Web page and app entries:

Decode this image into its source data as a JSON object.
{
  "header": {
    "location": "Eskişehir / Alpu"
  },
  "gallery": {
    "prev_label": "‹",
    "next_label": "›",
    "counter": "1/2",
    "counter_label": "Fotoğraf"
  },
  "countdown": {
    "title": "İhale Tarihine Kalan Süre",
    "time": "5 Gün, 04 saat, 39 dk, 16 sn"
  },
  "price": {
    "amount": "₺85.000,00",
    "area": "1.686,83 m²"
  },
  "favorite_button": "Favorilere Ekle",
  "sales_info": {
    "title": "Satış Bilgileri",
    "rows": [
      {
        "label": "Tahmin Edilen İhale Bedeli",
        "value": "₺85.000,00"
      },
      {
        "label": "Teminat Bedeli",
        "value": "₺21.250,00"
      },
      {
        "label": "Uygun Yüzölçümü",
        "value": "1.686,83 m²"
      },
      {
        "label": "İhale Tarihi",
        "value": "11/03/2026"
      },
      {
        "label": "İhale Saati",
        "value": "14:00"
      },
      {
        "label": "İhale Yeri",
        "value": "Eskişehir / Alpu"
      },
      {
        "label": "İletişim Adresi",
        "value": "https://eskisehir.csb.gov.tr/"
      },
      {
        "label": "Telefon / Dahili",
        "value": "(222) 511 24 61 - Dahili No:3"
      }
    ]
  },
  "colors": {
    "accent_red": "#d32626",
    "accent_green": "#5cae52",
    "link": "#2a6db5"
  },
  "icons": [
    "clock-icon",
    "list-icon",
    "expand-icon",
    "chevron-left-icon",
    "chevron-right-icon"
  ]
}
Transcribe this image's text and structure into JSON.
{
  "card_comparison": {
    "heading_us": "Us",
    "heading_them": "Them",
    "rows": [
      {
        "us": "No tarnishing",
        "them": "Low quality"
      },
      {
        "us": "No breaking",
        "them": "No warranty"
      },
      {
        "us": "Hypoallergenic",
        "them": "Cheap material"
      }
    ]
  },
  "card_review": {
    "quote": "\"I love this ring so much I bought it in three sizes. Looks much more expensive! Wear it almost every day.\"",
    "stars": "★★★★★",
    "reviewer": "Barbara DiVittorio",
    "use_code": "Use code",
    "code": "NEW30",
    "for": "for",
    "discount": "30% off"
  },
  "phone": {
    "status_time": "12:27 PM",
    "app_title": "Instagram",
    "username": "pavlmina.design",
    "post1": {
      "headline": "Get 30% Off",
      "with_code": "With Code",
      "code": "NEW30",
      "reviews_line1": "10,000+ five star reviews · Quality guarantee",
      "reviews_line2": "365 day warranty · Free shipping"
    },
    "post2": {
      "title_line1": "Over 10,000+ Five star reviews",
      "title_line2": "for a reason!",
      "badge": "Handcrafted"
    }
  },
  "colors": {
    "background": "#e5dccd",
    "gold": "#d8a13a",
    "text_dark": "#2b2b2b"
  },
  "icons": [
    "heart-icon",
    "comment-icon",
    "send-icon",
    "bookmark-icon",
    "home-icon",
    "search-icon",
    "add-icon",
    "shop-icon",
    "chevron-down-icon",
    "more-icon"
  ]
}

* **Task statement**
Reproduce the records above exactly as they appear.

* **Exercise solution**
Decode this image into its source data as a JSON object.
{
  "header": {
    "location": "Eskişehir / Alpu"
  },
  "gallery": {
    "prev_label": "‹",
    "next_label": "›",
    "counter": "1/2",
    "counter_label": "Fotoğraf"
  },
  "countdown": {
    "title": "İhale Tarihine Kalan Süre",
    "time": "5 Gün, 04 saat, 39 dk, 16 sn"
  },
  "price": {
    "amount": "₺85.000,00",
    "area": "1.686,83 m²"
  },
  "favorite_button": "Favorilere Ekle",
  "sales_info": {
    "title": "Satış Bilgileri",
    "rows": [
      {
        "label": "Tahmin Edilen İhale Bedeli",
        "value": "₺85.000,00"
      },
      {
        "label": "Teminat Bedeli",
        "value": "₺21.250,00"
      },
      {
        "label": "Uygun Yüzölçümü",
        "value": "1.686,83 m²"
      },
      {
        "label": "İhale Tarihi",
        "value": "11/03/2026"
      },
      {
        "label": "İhale Saati",
        "value": "14:00"
      },
      {
        "label": "İhale Yeri",
        "value": "Eskişehir / Alpu"
      },
      {
        "label": "İletişim Adresi",
        "value": "https://eskisehir.csb.gov.tr/"
      },
      {
        "label": "Telefon / Dahili",
        "value": "(222) 511 24 61 - Dahili No:3"
      }
    ]
  },
  "colors": {
    "accent_red": "#d32626",
    "accent_green": "#5cae52",
    "link": "#2a6db5"
  },
  "icons": [
    "clock-icon",
    "list-icon",
    "expand-icon",
    "chevron-left-icon",
    "chevron-right-icon"
  ]
}
Transcribe this image's text and structure into JSON.
{
  "card_comparison": {
    "heading_us": "Us",
    "heading_them": "Them",
    "rows": [
      {
        "us": "No tarnishing",
        "them": "Low quality"
      },
      {
        "us": "No breaking",
        "them": "No warranty"
      },
      {
        "us": "Hypoallergenic",
        "them": "Cheap material"
      }
    ]
  },
  "card_review": {
    "quote": "\"I love this ring so much I bought it in three sizes. Looks much more expensive! Wear it almost every day.\"",
    "stars": "★★★★★",
    "reviewer": "Barbara DiVittorio",
    "use_code": "Use code",
    "code": "NEW30",
    "for": "for",
    "discount": "30% off"
  },
  "phone": {
    "status_time": "12:27 PM",
    "app_title": "Instagram",
    "username": "pavlmina.design",
    "post1": {
      "headline": "Get 30% Off",
      "with_code": "With Code",
      "code": "NEW30",
      "reviews_line1": "10,000+ five star reviews · Quality guarantee",
      "reviews_line2": "365 day warranty · Free shipping"
    },
    "post2": {
      "title_line1": "Over 10,000+ Five star reviews",
      "title_line2": "for a reason!",
      "badge": "Handcrafted"
    }
  },
  "colors": {
    "background": "#e5dccd",
    "gold": "#d8a13a",
    "text_dark": "#2b2b2b"
  },
  "icons": [
    "heart-icon",
    "comment-icon",
    "send-icon",
    "bookmark-icon",
    "home-icon",
    "search-icon",
    "add-icon",
    "shop-icon",
    "chevron-down-icon",
    "more-icon"
  ]
}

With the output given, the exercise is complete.